We all want to do our part to help out the environment; it’s easiest to start at home. Apart from our vehicles, our houses generate the majority of emissions that damage the environment.According to the U.S. Green Building Council, buildings account for about 41 percent of the world’s energy use. In the U.S. alone, they’re responsible for 73 percent of the country’s electricity consumption.
You can reduce your impact by building your own home with green features. Furthermore, a slew of sustainable and zero-energy construction methods can be used to lower your impact on the planet.
If you’re calling the shots about how your home will be built, focus on these green features.
Location counts for more than just proximity to work and the nicest neighborhood. You should also build in an area that entails the least environmental impact.
Here are three rules of thumb:
- More windows facing the east rather than the west to reduce energy bills.

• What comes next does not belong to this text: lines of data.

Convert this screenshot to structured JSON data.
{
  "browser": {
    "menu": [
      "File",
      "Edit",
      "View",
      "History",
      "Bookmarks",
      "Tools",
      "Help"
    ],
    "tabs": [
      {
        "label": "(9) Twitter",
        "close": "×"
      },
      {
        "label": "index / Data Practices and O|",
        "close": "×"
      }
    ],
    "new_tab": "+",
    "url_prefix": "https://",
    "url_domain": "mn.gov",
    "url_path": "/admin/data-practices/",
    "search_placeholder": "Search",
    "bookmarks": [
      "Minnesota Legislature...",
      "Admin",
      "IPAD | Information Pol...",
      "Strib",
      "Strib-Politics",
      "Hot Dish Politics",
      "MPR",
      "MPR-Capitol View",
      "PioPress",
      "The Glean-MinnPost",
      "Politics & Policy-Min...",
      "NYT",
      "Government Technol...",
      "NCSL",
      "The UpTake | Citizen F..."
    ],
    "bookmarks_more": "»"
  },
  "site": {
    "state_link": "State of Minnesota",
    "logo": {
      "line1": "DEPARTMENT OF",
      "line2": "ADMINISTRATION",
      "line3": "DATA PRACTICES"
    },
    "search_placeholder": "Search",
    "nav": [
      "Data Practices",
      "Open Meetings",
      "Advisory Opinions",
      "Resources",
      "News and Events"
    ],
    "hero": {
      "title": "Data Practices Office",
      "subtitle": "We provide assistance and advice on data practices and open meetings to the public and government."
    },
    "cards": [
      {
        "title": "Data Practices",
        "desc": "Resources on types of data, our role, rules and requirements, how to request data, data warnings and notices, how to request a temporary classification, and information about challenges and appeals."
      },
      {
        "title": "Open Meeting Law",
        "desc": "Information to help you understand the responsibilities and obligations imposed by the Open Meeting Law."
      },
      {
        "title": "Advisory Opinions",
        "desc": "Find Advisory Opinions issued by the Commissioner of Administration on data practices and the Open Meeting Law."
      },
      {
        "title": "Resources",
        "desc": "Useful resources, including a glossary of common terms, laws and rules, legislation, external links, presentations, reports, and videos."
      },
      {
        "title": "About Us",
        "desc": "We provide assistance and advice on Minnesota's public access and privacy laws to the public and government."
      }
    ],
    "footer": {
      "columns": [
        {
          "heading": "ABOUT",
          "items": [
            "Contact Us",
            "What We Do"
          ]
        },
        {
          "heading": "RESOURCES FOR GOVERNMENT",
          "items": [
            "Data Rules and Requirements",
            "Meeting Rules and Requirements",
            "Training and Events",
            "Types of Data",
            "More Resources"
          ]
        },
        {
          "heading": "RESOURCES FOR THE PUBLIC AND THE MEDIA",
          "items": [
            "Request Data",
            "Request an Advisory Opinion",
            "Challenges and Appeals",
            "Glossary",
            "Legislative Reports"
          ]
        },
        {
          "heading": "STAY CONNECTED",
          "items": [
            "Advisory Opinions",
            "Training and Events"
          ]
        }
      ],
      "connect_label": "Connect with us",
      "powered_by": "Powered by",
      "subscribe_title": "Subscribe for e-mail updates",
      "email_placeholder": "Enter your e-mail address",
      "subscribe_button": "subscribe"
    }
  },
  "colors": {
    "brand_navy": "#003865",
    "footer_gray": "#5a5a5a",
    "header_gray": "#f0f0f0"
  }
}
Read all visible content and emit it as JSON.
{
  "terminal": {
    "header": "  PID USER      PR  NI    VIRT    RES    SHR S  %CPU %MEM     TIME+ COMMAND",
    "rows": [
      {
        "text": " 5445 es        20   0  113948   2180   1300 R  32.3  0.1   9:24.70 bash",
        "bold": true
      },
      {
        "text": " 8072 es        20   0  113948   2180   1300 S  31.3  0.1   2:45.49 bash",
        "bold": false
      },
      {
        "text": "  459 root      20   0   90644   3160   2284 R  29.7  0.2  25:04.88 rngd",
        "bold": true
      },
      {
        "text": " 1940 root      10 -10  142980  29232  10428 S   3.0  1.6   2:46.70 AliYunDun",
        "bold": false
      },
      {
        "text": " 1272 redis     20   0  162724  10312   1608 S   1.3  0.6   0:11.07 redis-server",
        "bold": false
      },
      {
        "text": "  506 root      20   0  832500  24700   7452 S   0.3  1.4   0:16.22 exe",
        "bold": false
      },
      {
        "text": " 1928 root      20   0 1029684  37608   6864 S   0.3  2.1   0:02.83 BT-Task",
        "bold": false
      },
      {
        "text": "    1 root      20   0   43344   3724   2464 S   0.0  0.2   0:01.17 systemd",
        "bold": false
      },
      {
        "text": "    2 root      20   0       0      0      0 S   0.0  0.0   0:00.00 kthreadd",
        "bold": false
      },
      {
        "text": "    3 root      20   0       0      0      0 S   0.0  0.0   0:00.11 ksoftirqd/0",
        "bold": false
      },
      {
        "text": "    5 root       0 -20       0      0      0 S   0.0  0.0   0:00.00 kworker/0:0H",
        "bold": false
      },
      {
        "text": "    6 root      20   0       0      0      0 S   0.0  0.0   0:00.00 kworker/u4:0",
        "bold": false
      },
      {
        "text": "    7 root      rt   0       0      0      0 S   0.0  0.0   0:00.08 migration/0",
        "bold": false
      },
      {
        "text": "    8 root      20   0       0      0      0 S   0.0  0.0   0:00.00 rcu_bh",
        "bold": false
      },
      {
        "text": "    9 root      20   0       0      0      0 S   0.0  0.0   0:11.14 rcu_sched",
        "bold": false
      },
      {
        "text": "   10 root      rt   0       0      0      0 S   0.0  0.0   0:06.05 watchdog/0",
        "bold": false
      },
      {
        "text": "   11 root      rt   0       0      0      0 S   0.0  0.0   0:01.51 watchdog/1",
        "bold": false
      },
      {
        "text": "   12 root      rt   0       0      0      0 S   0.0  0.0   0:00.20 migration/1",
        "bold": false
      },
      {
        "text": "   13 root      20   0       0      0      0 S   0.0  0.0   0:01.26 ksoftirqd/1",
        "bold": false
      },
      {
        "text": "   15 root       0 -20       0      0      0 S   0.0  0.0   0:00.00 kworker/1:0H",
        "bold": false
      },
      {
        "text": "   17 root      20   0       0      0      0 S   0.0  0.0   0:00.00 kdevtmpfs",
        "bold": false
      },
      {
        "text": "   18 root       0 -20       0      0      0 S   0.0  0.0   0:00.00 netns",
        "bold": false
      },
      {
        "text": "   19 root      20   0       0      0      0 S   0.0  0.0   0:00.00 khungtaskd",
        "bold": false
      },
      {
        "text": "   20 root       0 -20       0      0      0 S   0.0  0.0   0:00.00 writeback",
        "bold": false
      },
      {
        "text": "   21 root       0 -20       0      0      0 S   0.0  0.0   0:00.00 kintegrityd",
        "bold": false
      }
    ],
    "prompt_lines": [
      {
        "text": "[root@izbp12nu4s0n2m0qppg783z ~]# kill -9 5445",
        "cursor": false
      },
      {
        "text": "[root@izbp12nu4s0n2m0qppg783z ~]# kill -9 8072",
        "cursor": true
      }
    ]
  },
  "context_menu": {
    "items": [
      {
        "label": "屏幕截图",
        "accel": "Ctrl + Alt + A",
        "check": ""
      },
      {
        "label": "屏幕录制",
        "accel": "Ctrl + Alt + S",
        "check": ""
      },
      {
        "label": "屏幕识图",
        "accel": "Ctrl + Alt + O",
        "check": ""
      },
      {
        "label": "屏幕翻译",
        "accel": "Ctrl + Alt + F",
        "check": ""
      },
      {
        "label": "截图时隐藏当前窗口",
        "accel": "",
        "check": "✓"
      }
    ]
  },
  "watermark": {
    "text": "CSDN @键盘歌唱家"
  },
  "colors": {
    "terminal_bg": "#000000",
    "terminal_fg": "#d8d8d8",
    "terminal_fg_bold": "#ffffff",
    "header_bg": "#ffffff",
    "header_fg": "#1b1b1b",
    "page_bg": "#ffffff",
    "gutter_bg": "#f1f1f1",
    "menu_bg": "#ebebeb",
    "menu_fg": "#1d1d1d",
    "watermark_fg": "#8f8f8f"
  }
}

- Choose a place in a walkable area or near public transportation so you don’t have to drive as much.
- Avoid building in environmentally problematic regions such as those prone to hurricanes, earthquakes, or flooding.
The Right Size
The smaller your home, the less energy, water, and building materials you use. Investing your money and efforts in building a house larger than what you actually require is sheer waste – both in terms of environmental impact and waste of resources as well.
Quality Windows, Doors, and Insulation
Heating and cooling collectively accounts for about 50 percent of your home’s energy consumption. Cheap windows, doors, and insulation will allow air to leak, which causes higher power bills. By investing in high-quality, long-lasting windows, doors, and insulation, you can reduce lost energy, and thus save money and help the environment.
Sustainable Building Materials
You can find a number of eco-friendly building products for your home. Builders often fail to use them and, hence, lose money in the process. Ask for products like reclaimed lumber, recycled glass and plastics, bamboo, linoleum, cork, and other easily renewable materials that will reduce your overall carbon footprint.
When you’re looking for eco-friendly building and furnishing options, check the latest trends. Many people have begun to incorporate environmental consciousness as a part of their way of life; so many green home phenomena have become very trendy. Examples include small homes, LEED and Energy Star-approved lighting, smart home features, bamboo materials, water conservation features, solar roofing, and window treatments
There’s plenty more. Explore the options and speak with your contractor about all you can have installed.
LED and CFL light bulbs will also cost more than other options upfront, but they’ll last substantially longer than an incandescent bulb, and use less energy. Over time, you’ll save money and power by installing this form of lighting throughout your house.
Alternative Energy Sources
Solar panels, small wind turbines, and geothermal heating are all terrific options for capturing energy for your home. They can be a little more expensive initially, but they offer an excellent return on investment that also boasts incredibly low environmental impact.
Just remember that each of these sources works best in a particular environment. Solar panels are great in southern California, but they’d be much less effective in a cloudier region such as Puget Sound.
The average household uses about 100 gallons of water a day, and about 50 percent of that gets wasted. Low-flow toilets, shower heads, and faucets will enable you to consume only as much water as you need and avoid wasting extra.
Connect your HVAC system to a smart, programmable thermostat. Then you can schedule heating and cooling so they turn on when you’re home and off while you’re away.
Americans waste hundreds of dollars a year because they forget to turn off the thermostat when they leave the house. There’s no point in heating or cooling an empty structure, and a smart thermostat can solve this issue.
Save water by using native and drought-resistant plants that need little water to survive. You can also replace some of your grass with a concrete patio or landscaped rock garden.
You can plant trees on the west side of the house to shade your home in the afternoon. Well-placed shade trees will significantly cut your cooling costs in the summer.
As you construct your home and place landscape around it, take each of the above factors into consideration. Your contractor might also have other great ideas during the building process about how to reduce your environmental impact.
Article Submitted By Community Writer